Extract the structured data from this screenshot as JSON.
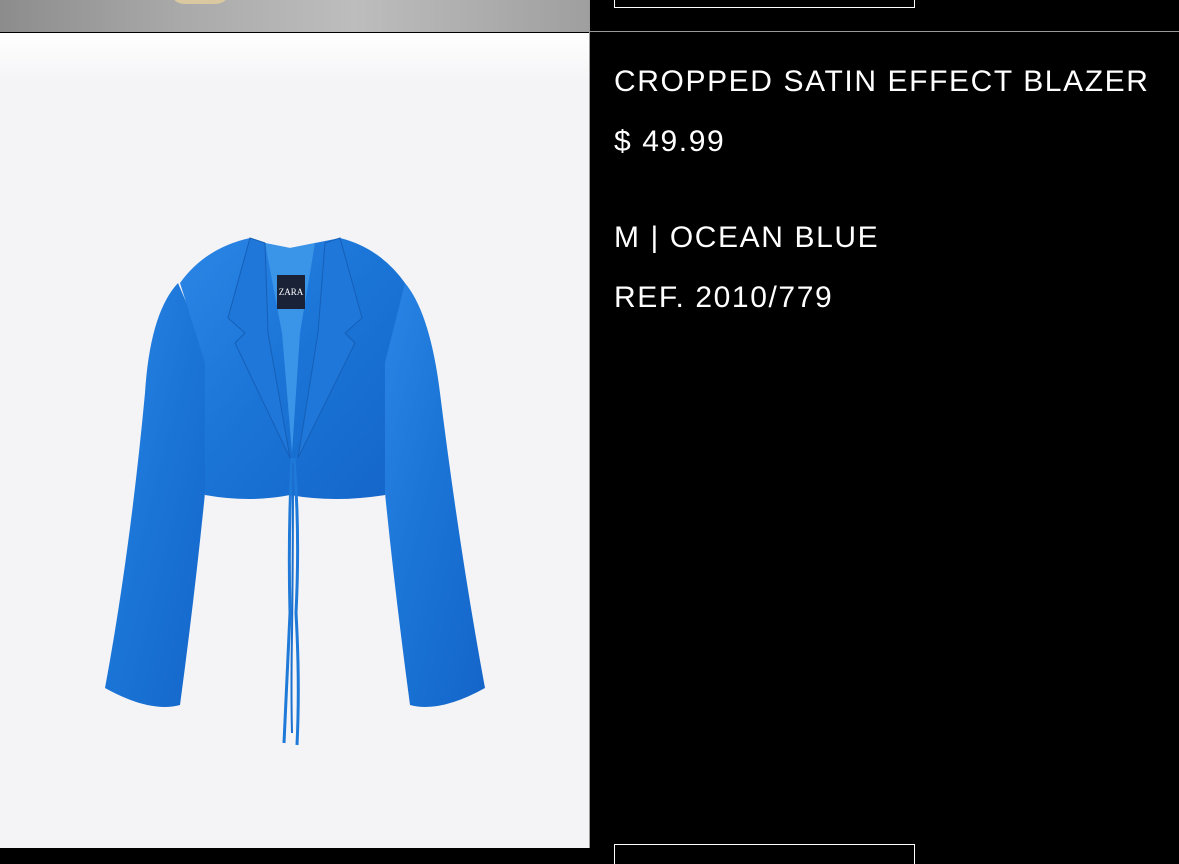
{
  "product": {
    "name": "CROPPED SATIN EFFECT BLAZER",
    "price": "$ 49.99",
    "variant": "M | OCEAN BLUE",
    "reference": "REF. 2010/779",
    "color_hex": "#1e79d8"
  },
  "image": {
    "label_brand": "ZARA"
  },
  "colors": {
    "background": "#000000",
    "divider": "#9a9a9a",
    "image_bg": "#f4f4f6"
  }
}
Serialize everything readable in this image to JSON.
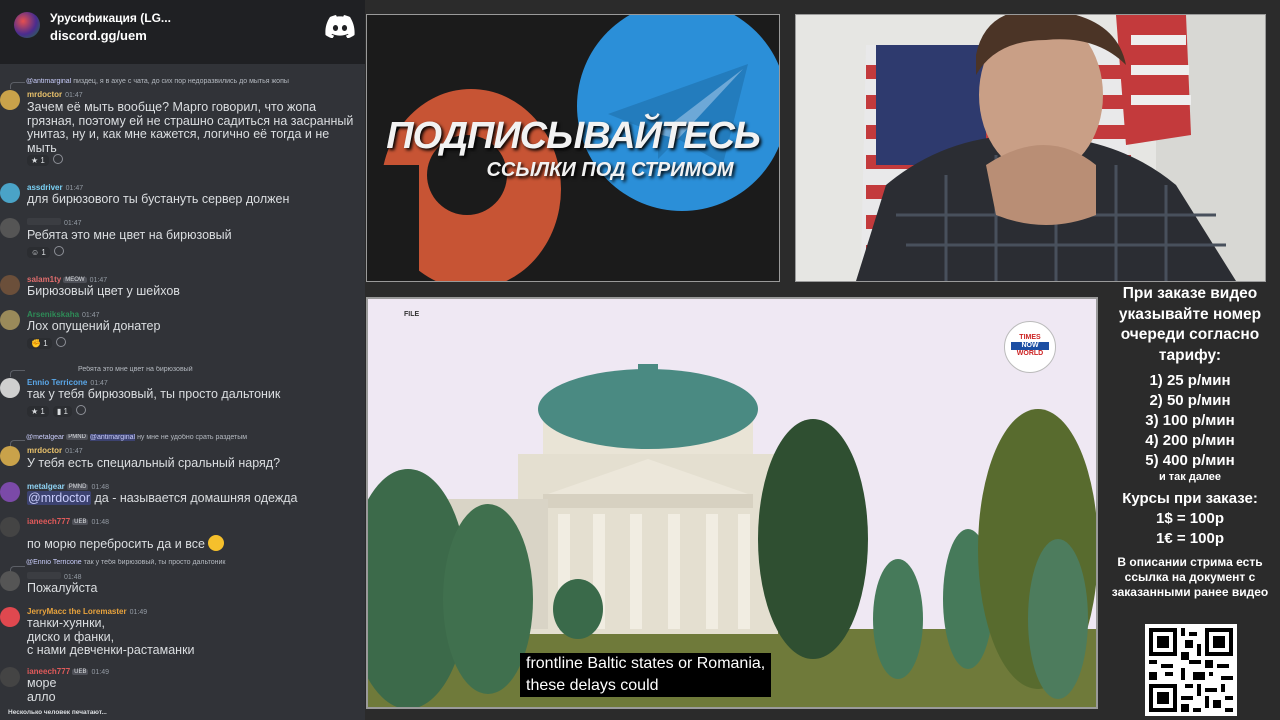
{
  "chat": {
    "server_name": "Урусификация (LG...",
    "server_link": "discord.gg/uem",
    "typing": "Несколько человек печатают...",
    "messages": [
      {
        "reply_user": "@antimarginal",
        "reply_text": "пиздец, я в ахуе с чата, до сих пор недоразвились до мытья жопы",
        "user": "mrdoctor",
        "time": "01:47",
        "user_color": "#e8c16b",
        "text": "Зачем её мыть вообще? Марго говорил, что жопа грязная, поэтому ей не страшно садиться на засранный унитаз, ну и, как мне кажется, логично её тогда и не мыть",
        "react": "1"
      },
      {
        "user": "assdriver",
        "time": "01:47",
        "user_color": "#7bd3f7",
        "text": "для бирюзового ты бустануть сервер должен"
      },
      {
        "user": "",
        "time": "01:47",
        "user_color": "#d85b5b",
        "text": "Ребята это мне цвет на бирюзовый",
        "react": "1"
      },
      {
        "user": "salam1ty",
        "tag": "MEOW",
        "time": "01:47",
        "user_color": "#e06d6d",
        "text": "Бирюзовый цвет у шейхов"
      },
      {
        "user": "Arsenikskaha",
        "time": "01:47",
        "user_color": "#2e8b57",
        "text": "Лох опущений донатер",
        "react": "1"
      },
      {
        "reply_user": "",
        "reply_text": "Ребята это мне цвет на бирюзовый",
        "user": "Ennio Terricone",
        "time": "01:47",
        "user_color": "#5aa7e8",
        "text": "так у тебя бирюзовый, ты просто дальтоник",
        "react": "1",
        "react2": "1"
      },
      {
        "reply_user": "@metalgear",
        "reply_tag": "PMND",
        "reply_mention": "@antimarginal",
        "reply_text": "ну мне не удобно срать раздетым",
        "user": "mrdoctor",
        "time": "01:47",
        "user_color": "#e8c16b",
        "text": "У тебя есть специальный сральный наряд?"
      },
      {
        "user": "metalgear",
        "tag": "PMND",
        "time": "01:48",
        "user_color": "#8fd3f4",
        "mention": "@mrdoctor",
        "text": " да - называется домашняя одежда"
      },
      {
        "user": "ianeech777",
        "tag": "UEB",
        "time": "01:48",
        "user_color": "#e05a5a",
        "text": "по морю перебросить да и все"
      },
      {
        "reply_user": "@Ennio Terricone",
        "reply_text": "так у тебя бирюзовый, ты просто дальтоник",
        "user": "",
        "time": "01:48",
        "user_color": "#d85b5b",
        "text": "Пожалуйста"
      },
      {
        "user": "JerryMacc the Loremaster",
        "time": "01:49",
        "user_color": "#e8a33d",
        "text": "танки-хуянки,\nдиско и фанки,\nс нами девченки-растаманки"
      },
      {
        "user": "ianeech777",
        "tag": "UEB",
        "time": "01:49",
        "user_color": "#e05a5a",
        "text": "море\nалло"
      }
    ]
  },
  "promo": {
    "title": "ПОДПИСЫВАЙТЕСЬ",
    "subtitle": "ССЫЛКИ ПОД СТРИМОМ"
  },
  "news": {
    "file_tag": "FILE",
    "logo_top": "TIMES",
    "logo_mid": "NOW",
    "logo_bot": "WORLD",
    "caption_line1": "frontline Baltic states or Romania,",
    "caption_line2": "these delays could"
  },
  "info": {
    "header": "При заказе видео указывайте номер очереди согласно тарифу:",
    "tariffs": [
      "1) 25 р/мин",
      "2) 50 р/мин",
      "3) 100 р/мин",
      "4) 200 р/мин",
      "5) 400 р/мин"
    ],
    "etc": "и так далее",
    "rates_title": "Курсы при заказе:",
    "rate1": "1$ = 100р",
    "rate2": "1€ = 100р",
    "desc": "В описании стрима есть ссылка на документ с заказанными ранее видео"
  }
}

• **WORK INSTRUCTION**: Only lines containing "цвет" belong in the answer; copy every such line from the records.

• **YOUR RESPONSE**:
        "text": "Ребята это мне цвет на бирюзовый",
        "text": "Бирюзовый цвет у шейхов"
        "reply_text": "Ребята это мне цвет на бирюзовый",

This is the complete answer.